West Atlantic — created just four years ago from the merger of Sweden’s West Air Europe and the UK’s Atlantic Airlines — was to take delivery of an initial order of three A320P2Fs aircraft on lease from AerCap. Deliveries were set for between 2012 and mid-2013, with the option of a further four aircraft by 2015. The first planes, of course, never made it.
“We were attracted to the A320P2F for the capabilities it was offering, particularly with its 21- to 22-tonne payload,” Russell Ladkin, sales and operations director of West Atlantic, recently told Air Cargo World. “Also, obviously, we were being offered very advantageous terms to become the launch customer for this aircraft.”
West Atlantic’s customers are the express operators, integrators and European mail companies looking for supplementary and largely overnight freighter lift. Currently, the company’s business mix is divided almost evenly between the European mail houses and the express operators.
The carrier operates an eclectic mix of 38 BAE ATPs, three Bombardier CRJ-200sPFs, three Lockheed Electras, two B737-300Fs and one ATR-72. With this fleet, it lays claim to be Europe’s biggest cargo airline, but that does not disguise the fact that it is still a relatively small player in the greater aviation market. So it was a bold decision by the airline to put itself forward as the launch customer for the Airbus A320 passenger-to-freighter conversion project.
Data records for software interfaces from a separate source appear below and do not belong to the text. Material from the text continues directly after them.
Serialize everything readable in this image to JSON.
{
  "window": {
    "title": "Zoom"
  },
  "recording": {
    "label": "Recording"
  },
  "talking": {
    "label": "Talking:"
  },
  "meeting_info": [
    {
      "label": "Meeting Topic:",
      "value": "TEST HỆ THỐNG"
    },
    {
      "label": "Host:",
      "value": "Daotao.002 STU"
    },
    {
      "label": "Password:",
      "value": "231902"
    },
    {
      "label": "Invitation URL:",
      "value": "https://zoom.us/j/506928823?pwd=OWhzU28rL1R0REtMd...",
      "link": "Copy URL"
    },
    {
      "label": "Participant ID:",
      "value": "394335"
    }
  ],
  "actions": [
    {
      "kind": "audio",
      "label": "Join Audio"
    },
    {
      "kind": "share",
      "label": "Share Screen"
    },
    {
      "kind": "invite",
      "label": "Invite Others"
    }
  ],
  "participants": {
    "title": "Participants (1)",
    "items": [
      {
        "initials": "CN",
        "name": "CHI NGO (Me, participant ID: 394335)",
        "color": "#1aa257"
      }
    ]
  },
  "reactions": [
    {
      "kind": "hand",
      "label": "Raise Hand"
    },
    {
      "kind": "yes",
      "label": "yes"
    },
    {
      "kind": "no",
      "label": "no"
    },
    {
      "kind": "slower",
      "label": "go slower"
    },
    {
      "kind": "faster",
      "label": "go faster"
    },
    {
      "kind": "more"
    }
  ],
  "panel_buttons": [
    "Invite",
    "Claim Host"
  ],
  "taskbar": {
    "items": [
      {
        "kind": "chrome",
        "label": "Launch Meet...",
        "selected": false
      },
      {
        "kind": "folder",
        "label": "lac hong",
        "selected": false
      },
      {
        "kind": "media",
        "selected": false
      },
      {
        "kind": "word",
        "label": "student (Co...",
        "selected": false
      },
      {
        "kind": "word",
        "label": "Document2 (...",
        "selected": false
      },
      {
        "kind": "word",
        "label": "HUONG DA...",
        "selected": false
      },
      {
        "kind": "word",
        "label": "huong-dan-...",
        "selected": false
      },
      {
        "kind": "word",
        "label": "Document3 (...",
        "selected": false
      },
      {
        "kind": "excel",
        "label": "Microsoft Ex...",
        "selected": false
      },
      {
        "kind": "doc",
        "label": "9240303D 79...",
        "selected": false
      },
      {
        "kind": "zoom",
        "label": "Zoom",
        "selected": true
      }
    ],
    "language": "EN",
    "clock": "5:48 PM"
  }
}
West Atlantic officials became concerned about the order, Ladkin said, not for its initial aircraft intake, but for the four aircraft that were to follow. “We were looking for fixed-cost savings that could match the B737-400F,” Ladkin said. “What Airbus was offering was a freighter with fixed costs 20-percent higher than the B737-400F.”
So it comes as little surprise that West Atlantic has now gone for the B737F option with the acquisition of two B737-300Fs. “Ideally, we want to move onto the B737-400F, which has a comparable payload to the proposed A320P2F and offers an extra pallet position over the B737-300F,” Ladkin said.
“If we do head in that direction,” he continued, “we would be looking at a fleet size of between six and seven aircraft over the next two years.”